Courtesy of Grace Coughlan and Zac Soper
By: Grace Coughlan, Staff Writer and Zac Soper, Contributing Writer
Jeannie Vanasco, an assistant professor of English, and the faculty advisor for Grub Street, the Towson University literary magazine, released her second memoir “Things We Didn’t Talk About When I Was a Girl” on Oct. 1.
Since its release, Vanasco has appeared in Believer Magazine, The New York Times, and many more. She has also been featured in The Cut, Time Magazine, and on “the Tamron Hall Show.”
“Things We Didn’t Talk About When I Was a Girl” documents Vanasco’s recount of her sexual assaults and how they have come to affect her today, as well as confronting one of her rapists, once a friend, referred to in the book as Mark. The memoir’s main focus is Vanasco’s experience after her former friend Mark raped her during her sophomore year of college when she was at a party. Vanasco discusses the details about their relationship before and after the assault, and what made her want to talk to him fourteen years later.
Towson University’s English Department hosted a reading by Vanasco, who read excerpts from her new memoir on the 3rd floor of the Liberal Arts Building on Oct. 15.

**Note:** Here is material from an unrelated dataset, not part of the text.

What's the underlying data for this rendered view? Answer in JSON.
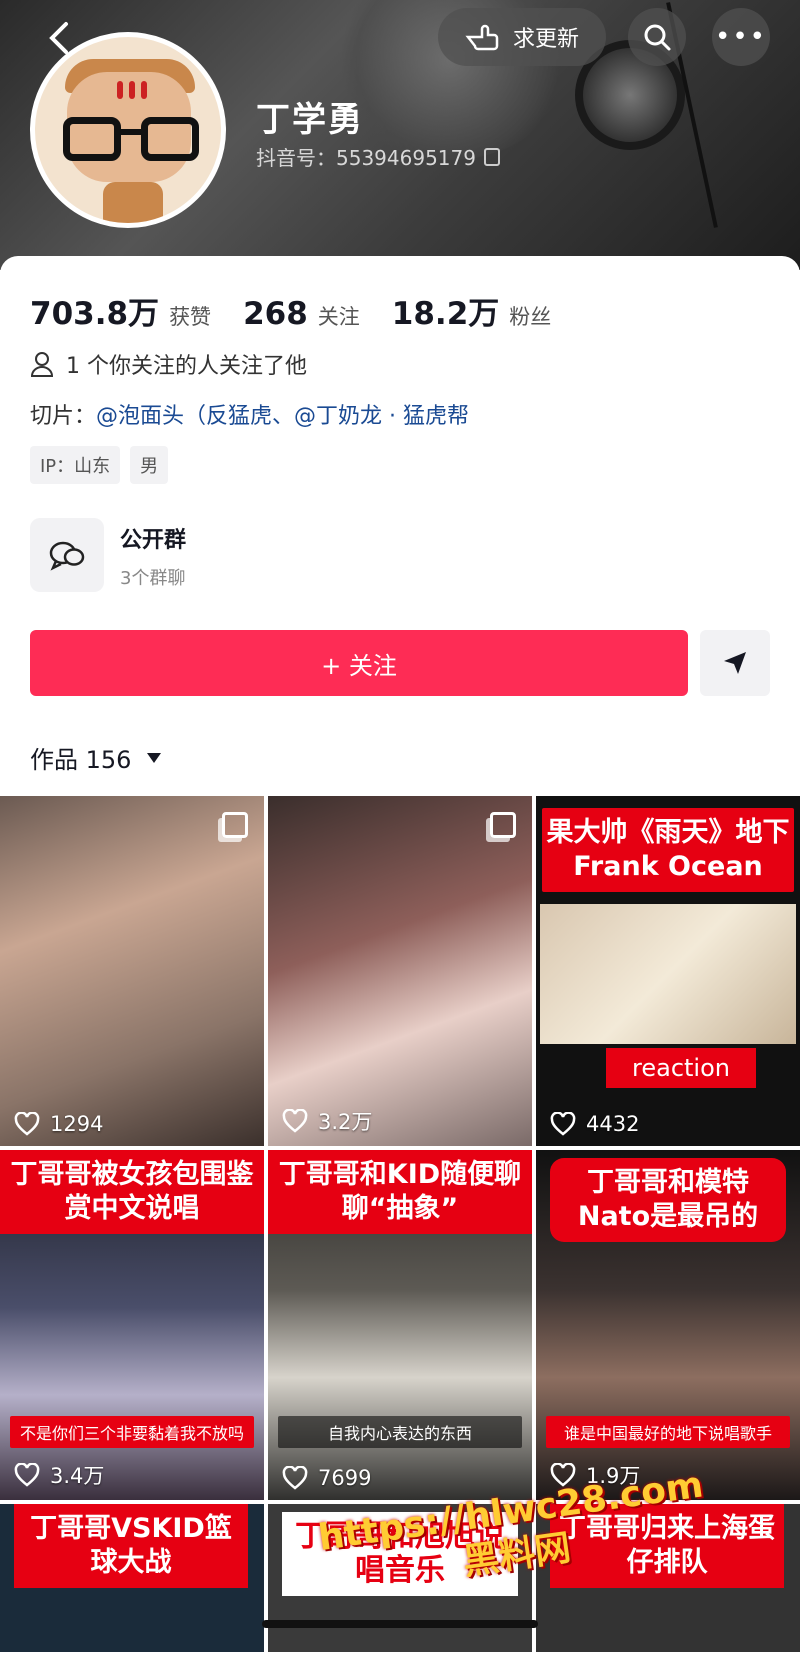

There was a large turn out of both Towson students and staff. After reading her excerpts, she talked about why she decided to write this book, and about how she wanted to take the scrutiny away from herself.
“The book was kind of like an armour,” Vanasco said. “I got obsessed with the book. I never wanted to stop because it interested me intellectually. There have been other projects that I’ve wanted to put down, but not this one.”

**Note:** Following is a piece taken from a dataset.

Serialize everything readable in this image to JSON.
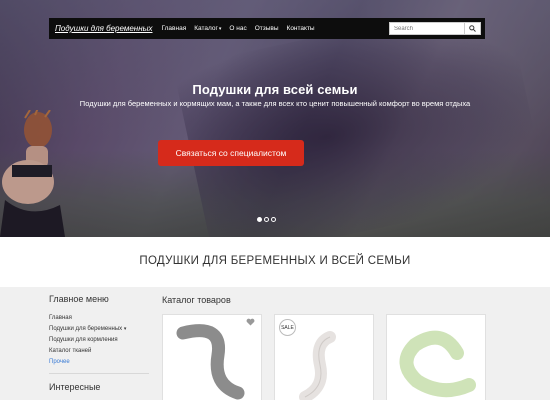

When preparing to tell her friends about her plans to confront Mark, Vanasco shared that “It didn’t feel brave. I didn’t feel scared.” She felt more driven by her need for answers.
Vanasco discussed how, in a way, the book gave her a reason to confront her rapist and launch a myriad of awkward, personal questions. The questions she asked allowed her to be the prosecutor in the situation.

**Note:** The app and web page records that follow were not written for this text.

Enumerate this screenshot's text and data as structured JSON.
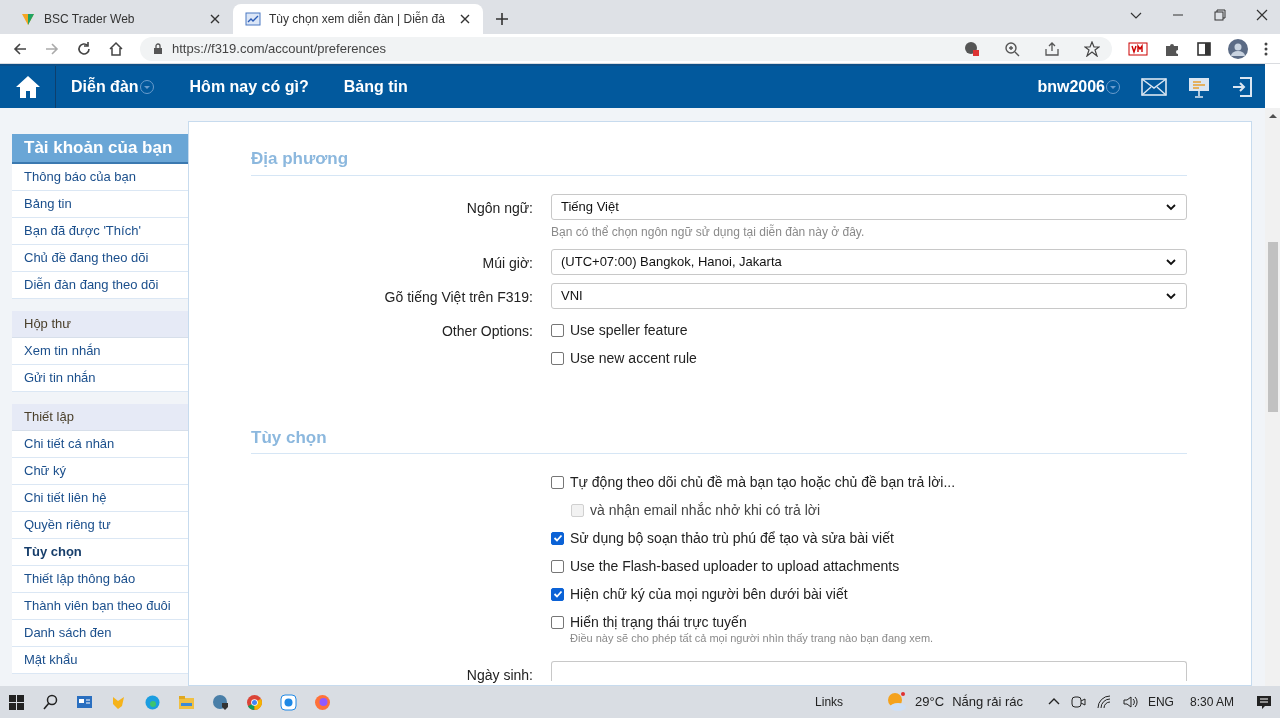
{
  "browser": {
    "tabs": [
      {
        "title": "BSC Trader Web",
        "selected": false
      },
      {
        "title": "Tùy chọn xem diễn đàn | Diễn đà",
        "selected": true
      }
    ],
    "url": "https://f319.com/account/preferences"
  },
  "nav": {
    "items": [
      {
        "label": "Diễn đàn",
        "dropdown": true
      },
      {
        "label": "Hôm nay có gì?",
        "dropdown": false
      },
      {
        "label": "Bảng tin",
        "dropdown": false
      }
    ],
    "user": {
      "name": "bnw2006",
      "dropdown": true
    }
  },
  "sidebar": {
    "sections": [
      {
        "title": "Tài khoản của bạn",
        "kind": "heading",
        "items": [
          {
            "label": "Thông báo của bạn",
            "selected": false
          },
          {
            "label": "Bảng tin",
            "selected": false
          },
          {
            "label": "Bạn đã được 'Thích'",
            "selected": false
          },
          {
            "label": "Chủ đề đang theo dõi",
            "selected": false
          },
          {
            "label": "Diễn đàn đang theo dõi",
            "selected": false
          }
        ]
      },
      {
        "title": "Hộp thư",
        "kind": "group",
        "items": [
          {
            "label": "Xem tin nhắn",
            "selected": false
          },
          {
            "label": "Gửi tin nhắn",
            "selected": false
          }
        ]
      },
      {
        "title": "Thiết lập",
        "kind": "group",
        "items": [
          {
            "label": "Chi tiết cá nhân",
            "selected": false
          },
          {
            "label": "Chữ ký",
            "selected": false
          },
          {
            "label": "Chi tiết liên hệ",
            "selected": false
          },
          {
            "label": "Quyền riêng tư",
            "selected": false
          },
          {
            "label": "Tùy chọn",
            "selected": true
          },
          {
            "label": "Thiết lập thông báo",
            "selected": false
          },
          {
            "label": "Thành viên bạn theo đuôi",
            "selected": false
          },
          {
            "label": "Danh sách đen",
            "selected": false
          },
          {
            "label": "Mật khẩu",
            "selected": false
          }
        ]
      }
    ]
  },
  "form": {
    "sections": [
      {
        "title": "Địa phương",
        "rows": [
          {
            "kind": "select",
            "label": "Ngôn ngữ:",
            "value": "Tiếng Việt",
            "hint": "Bạn có thể chọn ngôn ngữ sử dụng tại diễn đàn này ở đây."
          },
          {
            "kind": "select",
            "label": "Múi giờ:",
            "value": "(UTC+07:00) Bangkok, Hanoi, Jakarta"
          },
          {
            "kind": "select",
            "label": "Gõ tiếng Việt trên F319:",
            "value": "VNI"
          },
          {
            "kind": "checkboxes",
            "label": "Other Options:",
            "options": [
              {
                "label": "Use speller feature",
                "checked": false,
                "disabled": false
              },
              {
                "label": "Use new accent rule",
                "checked": false,
                "disabled": false
              }
            ]
          }
        ]
      },
      {
        "title": "Tùy chọn",
        "rows": [
          {
            "kind": "checkboxes",
            "options": [
              {
                "label": "Tự động theo dõi chủ đề mà bạn tạo hoặc chủ đề bạn trả lời...",
                "checked": false,
                "disabled": false,
                "children": [
                  {
                    "label": "và nhận email nhắc nhở khi có trả lời",
                    "checked": false,
                    "disabled": true
                  }
                ]
              },
              {
                "label": "Sử dụng bộ soạn thảo trù phú để tạo và sửa bài viết",
                "checked": true,
                "disabled": false
              },
              {
                "label": "Use the Flash-based uploader to upload attachments",
                "checked": false,
                "disabled": false
              },
              {
                "label": "Hiện chữ ký của mọi người bên dưới bài viết",
                "checked": true,
                "disabled": false
              },
              {
                "label": "Hiển thị trạng thái trực tuyến",
                "checked": false,
                "disabled": false,
                "hint": "Điều này sẽ cho phép tất cả mọi người nhìn thấy trang nào bạn đang xem."
              }
            ]
          },
          {
            "kind": "input",
            "label": "Ngày sinh:"
          }
        ]
      }
    ]
  },
  "taskbar": {
    "links": "Links",
    "temperature": "29°C",
    "weather": "Nắng rải rác",
    "language": "ENG",
    "time": "8:30 AM"
  }
}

“She addressed some serious stuff in her book but she did it in an empowering way,” said Brenna Ebner, a senior and English major at TU. “It seemed like a story of owning what’s happened to you and any tragedies that you face and learning how to deal with them in a healthy [way].”
Vanasco touched on the idea of true forgiveness. She discussed how she’s forgiven Mark and how honesty plays a huge role in taking a step toward forgiveness. Vanasco said she was more interested in moral accountability rather than legal accountability.
“I feel like that’s a huge way in how I see her now, in how she’s so forgiving,” said Katherine Rogers, a current student of Vanasco’s.
The Q&A was interactive, with questions varying from Vanasco’s personal experience to her writing process.
“What surprised me was seeing how the legal definition of rape changed,” Vanasco said. “Also that Mark acknowledged that what he did was wrong. The fact that he had only been on one date since. And the fact that I felt bad for him.”
Many of Vanasco’s current students showed up to the reading to support their professor.
“It’s hard to associate my professor [with] those events having gone on in her life, so I wanted to see how she handles being a professor versues diving into [the] super personal [topic of] rape,” said Rogers. “The tension was so high.”
In this memoir Vansasco mentions some of her previous students that have written about their own rape experiences in her writing non-fiction class, and that part of the reason she wrote this book was to get these uncomfortable conversations started.
“Things We Didn’t Talk About When I Was a Girl” can be found in Towson University’s UStore and on Amazon.